Tired and feeling hunger coming on, we decided to keep our photo stops to a minimum and keep pressing on. Once we got back out onto the Trans Canada Highway the sky eastward was turning dark. Very dark. We still had 6 miles to go!
Pedal. Pedal. Pedal.
That storm looks like it will be a drenching.
Pedal. Pedal. Pedal.
As we approached the Vermillion Lakes near the edge of town, that’s when we spotted them.
Distressed cyclists on the side of the road. Cycling etiquette demands, yes demands, that we stop to offer assistance. If you don’t, bad bike karma will follow you when you most need good karma.
Their First Cycling Tour
The two college-age women were just setting out on a 10-day cycling trip in the Canadian Rockies. Their first foray into cycle touring, they had been planning it for months. Unfortunately, they got a late start departing from Banff. It was already 5 pm. Not a deal breaker since it stays light past 10 pm in the summer. But they were just 1 mile out of town and already one of the bikes had a wobble in it’s back wheel.
I was able to determine that the wheel itself was true and the wobble was simply a cheap tire that wouldn’t seat perfectly even in the rim. It was going to be annoying but not dangerous to ride. Relieved, they repacked the bike to get out on the road.
Their tour plan called for arriving in Lake Louis that first night so they were determined that they must keep on schedule. At my age, I would have opted for staying one more night in Banff and getting up with the sun – and with dry gear – making for a more enjoyable trip.
Our First Cycling Tour
Years ago we did our first bicycle tour departing from Manchester, England and doing a loop through Wales. The trip was the brainchild of our new roommate Brison. It was to be the kick off for our semester of study abroad at the Manchester Business School.
Naive and woefully unprepared for the rigors of cycling in the mountains for a week, at least Joel and I had thought to buy rain gear. Thank goodness we did because it rained the entire first day on the road. Our departure was similarly delayed while we finished up errands in town, getting us completely drenched before we had even reached the city limits. Brison had been teasing me for packing a small travel hair dryer … until he needed it to dry out his only pair of shoes that first night. Our clothes and packs never completely dried out on that trip even with sunny days for the duration. Looking back, we could easily have delayed a day with no harm done and dry gear as a reward.
Throughout the trip, we had all sorts of unanticipated setbacks that called for changing the original plans. By the time we reached LLangollen in Wales, Brison had to leave Joel and me behind to save his own trip (and our friendship) since our legs were too sore to continue without a rest day. Reunited with Brison after we rested and hopped a train, our further misadventures of pre-internet travel have given us some of our most treasured cycling memories. From knocking on doors trying to find a B&B that would take us in to running out of cash when the international ATM network was down for days.

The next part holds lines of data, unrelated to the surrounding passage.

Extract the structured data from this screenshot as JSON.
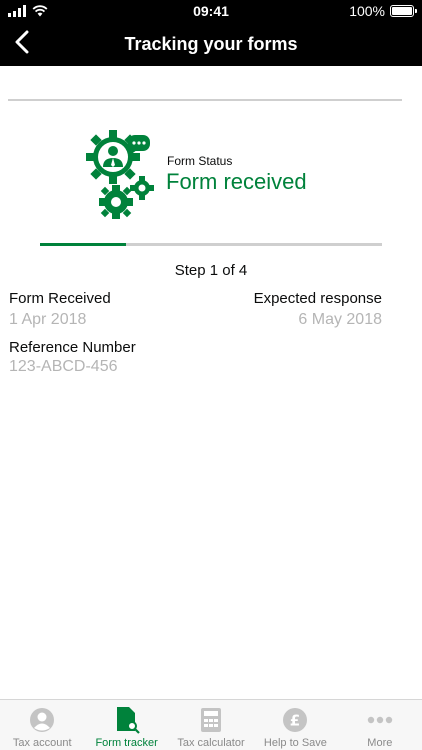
{
  "status_bar": {
    "time": "09:41",
    "battery": "100%"
  },
  "nav": {
    "title": "Tracking your forms"
  },
  "form_status": {
    "label": "Form Status",
    "value": "Form received"
  },
  "progress": {
    "fraction": 0.25,
    "step_text": "Step 1 of 4"
  },
  "details": {
    "received_label": "Form Received",
    "received_value": "1 Apr 2018",
    "expected_label": "Expected response",
    "expected_value": "6 May 2018",
    "reference_label": "Reference Number",
    "reference_value": "123-ABCD-456"
  },
  "tabs": [
    {
      "label": "Tax account",
      "icon": "person-icon",
      "active": false
    },
    {
      "label": "Form tracker",
      "icon": "form-tracker-icon",
      "active": true
    },
    {
      "label": "Tax calculator",
      "icon": "calculator-icon",
      "active": false
    },
    {
      "label": "Help to Save",
      "icon": "pound-coin-icon",
      "active": false
    },
    {
      "label": "More",
      "icon": "more-icon",
      "active": false
    }
  ],
  "colors": {
    "accent": "#00823b",
    "muted_text": "#b5b5b5",
    "header_bg": "#000000"
  }
}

Fast forward 20 years, the trip plan for our roadside riders called for reaching Lake Louise on Day 1 so Lake Louise it had to be!
We wished them luck as they rolled westward, knowing this could end up being one of the worst days of their friendship or the start of the best adventure they will ever have together.